Niles City Council discusses outdoor spaces

Published 10:12 am Thursday, January 13, 2022

NILES — Niles city officials got a chance this week to learn more about how their outdoor spaces are making an impact.

At this week’s Niles City Council meeting, Michigan Economic Development Corporation certified planner Christopher Germaine was on hand to give the council a presentation on the impact outdoor spaces — such as the Niles Outdoor Dining Experience — are having on communities across the state.

A social district is a designated area where food and legally purchased alcoholic beverages can be enjoyed. An outdoor space refers to specific public areas within the social district, created by the municipality, that are not linked to a specific business where people can enjoy legal drinks together.

In September 2021, Niles was one of two municipalities in the state chosen by the MEDC for a new winter strategies pilot program aimed at turning winter economic development and recreation ideas into action, the other city being Mount Pleasant. The pilot program will build off of a winter strategies guide for downtowns and business districts that was released last year. The guide provides strategies for downtowns to drive foot traffic, maximize community assets and promote economic vitality during the winter months.

According to Germaine, communities statewide are creating outdoor social districts in their downtowns, closing off sections of streets that allow residents and visitors to walk downtown and enjoy the scene.

Thanks to changes in regulations in response to the pandemic, social districts are helping to spur additional economic growth and engagement in their communities, Germaine reported. He said there are currently 78 social districts in Michigan, and the number continues to rise.

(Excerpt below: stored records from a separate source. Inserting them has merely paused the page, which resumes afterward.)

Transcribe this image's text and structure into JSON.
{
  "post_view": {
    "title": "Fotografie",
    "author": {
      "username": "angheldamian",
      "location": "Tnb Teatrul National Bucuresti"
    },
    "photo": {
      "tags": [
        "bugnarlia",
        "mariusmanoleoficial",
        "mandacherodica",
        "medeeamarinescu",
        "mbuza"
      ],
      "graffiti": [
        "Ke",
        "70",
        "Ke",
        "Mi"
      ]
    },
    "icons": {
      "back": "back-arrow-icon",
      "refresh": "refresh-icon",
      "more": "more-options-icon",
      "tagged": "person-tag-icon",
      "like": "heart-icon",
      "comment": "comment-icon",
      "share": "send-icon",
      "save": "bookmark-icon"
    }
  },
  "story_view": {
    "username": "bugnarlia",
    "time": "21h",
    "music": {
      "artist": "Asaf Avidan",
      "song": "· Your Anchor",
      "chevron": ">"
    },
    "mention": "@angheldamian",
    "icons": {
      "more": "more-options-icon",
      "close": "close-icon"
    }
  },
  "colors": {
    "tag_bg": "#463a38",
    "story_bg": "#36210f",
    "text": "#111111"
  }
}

Several outdoor spaces were used as examples, including Bay City’s “Feet on The Street,” Mount Pleasant’s Pedestrian Plaza, Milan’s Tolan Square and more.

The presentation was timely as the city weighs its options regarding the NODE, which is currently set to expire May 1. While not opposed to the concept of the NODE, Fourth Ward City Council Member John DiCostanzo was vocal Monday regarding his desire to see the space removed or relocated from its position on Second Street in downtown Niles. He said he is unsure whether or not Niles is ready to embrace a shift toward outdoor public spaces.

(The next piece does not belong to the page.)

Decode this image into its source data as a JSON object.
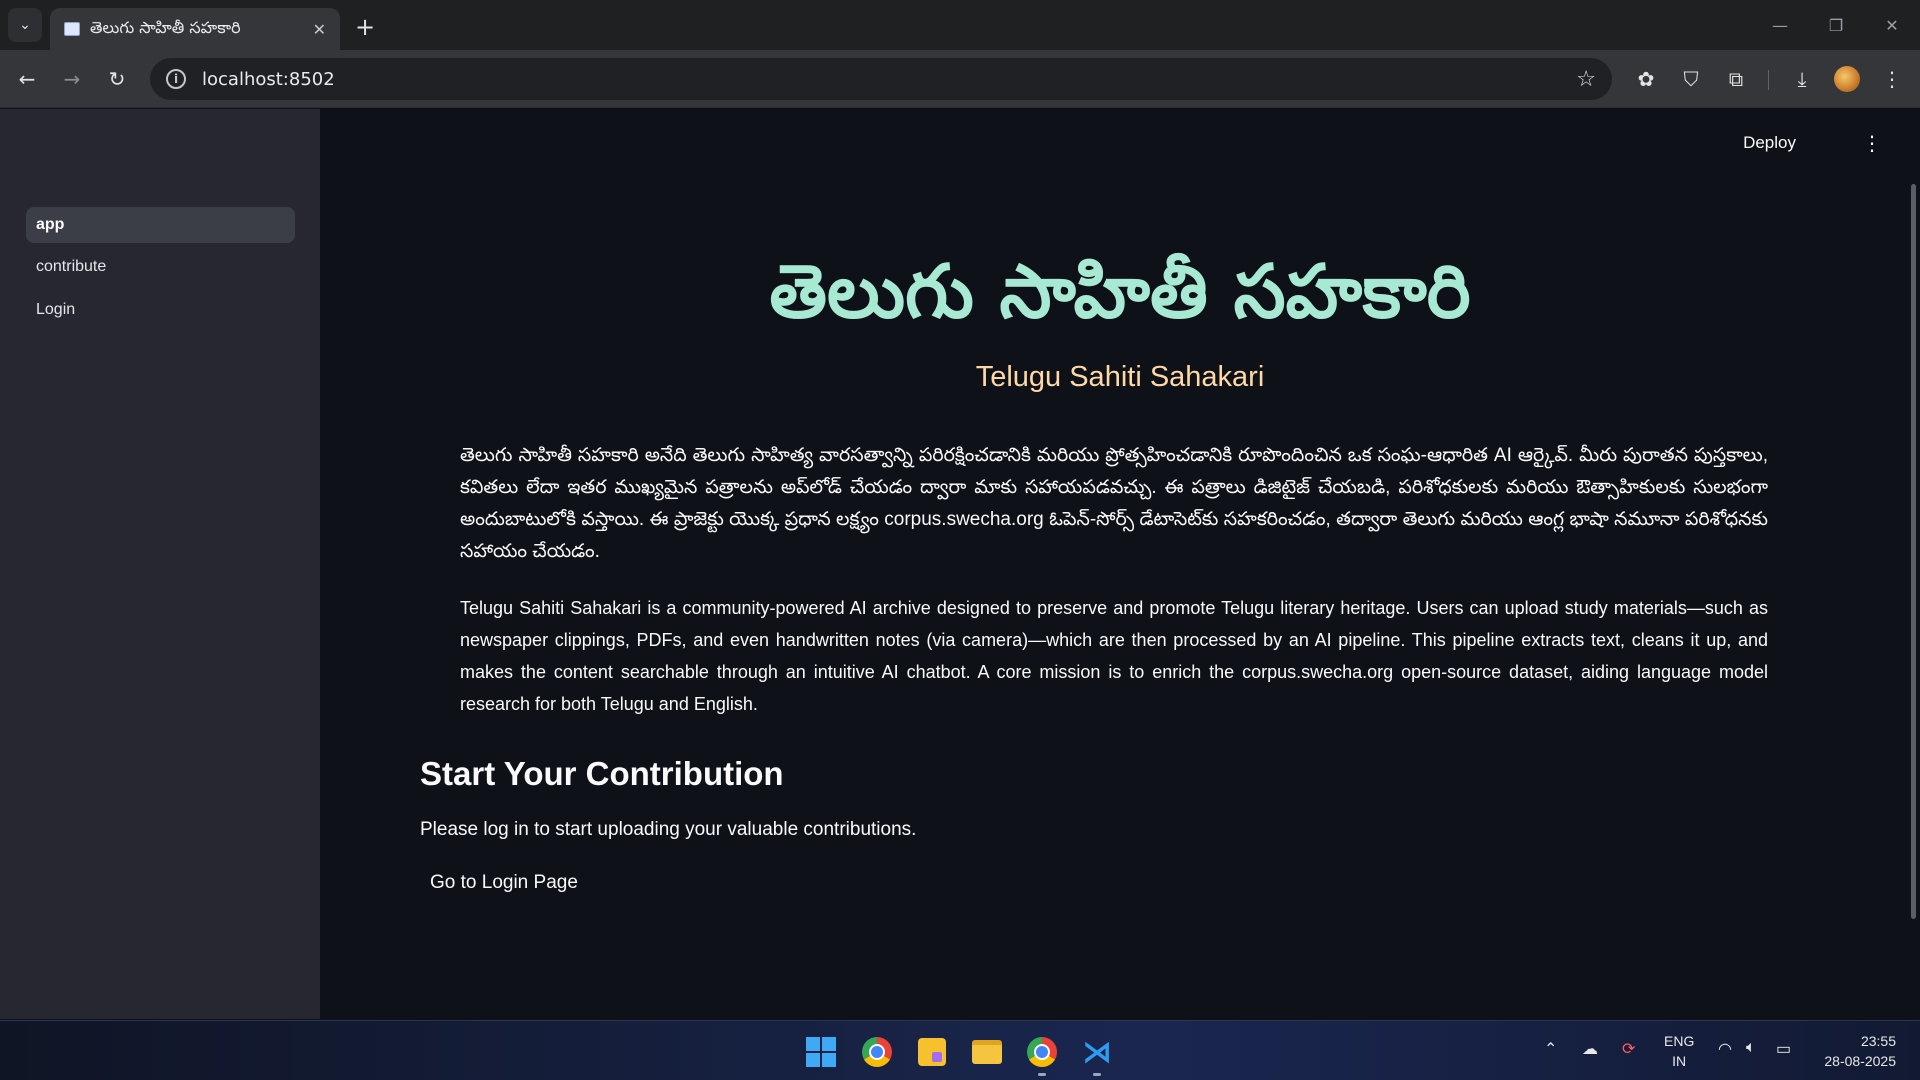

“I grew up in the New York metropolitan area. People go to Manhattan, and they expect to walk,” he said. “They expect to see paid parking lots and have to walk. I’ve been to the outdoor space in Grand Rapids, which is another city where you’re just not going to find convenient parking. You’ve gotta park in a big public parking lot, and you’re going to expect to walk, and we’ve got a culture here in Niles where folks want to be able to park near where they’re at. We want to park right next to the venues, and I just don’t know how we make that transition to get people accustomed to parking in a parking lot and walking three blocks to where they’re going.”

As part of MEDC’s work with the city on its Winter Cities Strategy Work Plan, an online survey was conducted to gather impressions of the NiODE. Draft plans are still in the works but initial data showed that out of 567 responses:

  • 422 had been to the NODE
  • 323 came to the NODE with family
  • 293 spent money at a downtown business while visiting the NODE

“Almost 600 responses to an online survey is actually incredible,” Germaine said. “Statistically speaking, it’s actually really good. You have to determine the demographics, and if it is truly representative of the community, and that’s why we don’t really count them because we don’t have data to back that up. … I will encourage you to consider making that investment and going with a professional who would be able to give you the data you need. It’s not easy to get, but if you’re willing to invest in it, you can get it.”

Based on the results of the online survey, the MEDC determined that the NODE seems to enjoy significant support in concept, though its current location in the road does bring a noticeable number of detractors.

“The Winter Strategies Plan focused on what existed at the time, so the recommendations that’ll come out of that strategy will apply to the NODE, no matter where it’s at, whether it’s here or somewhere else,” he said. “The strategy does talk about some additional improvement down by the river that is separate from the NODE in the strategies concepts. The second draft is being reviewed right now.”

Several members of the community attended both Monday’s city council meeting and the MEDC presentation, including Stephanie Reno, owner of SLR Pilates and co-owner of Trap House 24 SLR. Reno believes that work needs to be done to bolster downtown Niles before moving forward with outdoor spaces.

“We have some wonderful places down here,” she said. “We’re skipping steps, and it’s detrimental to us. It’s common sense to me where I’m going. Why are we missing this? If we did it one building at a time, one business at a time, before you know it, we could support all of this stuff, and it could be a phenomenal downtown.”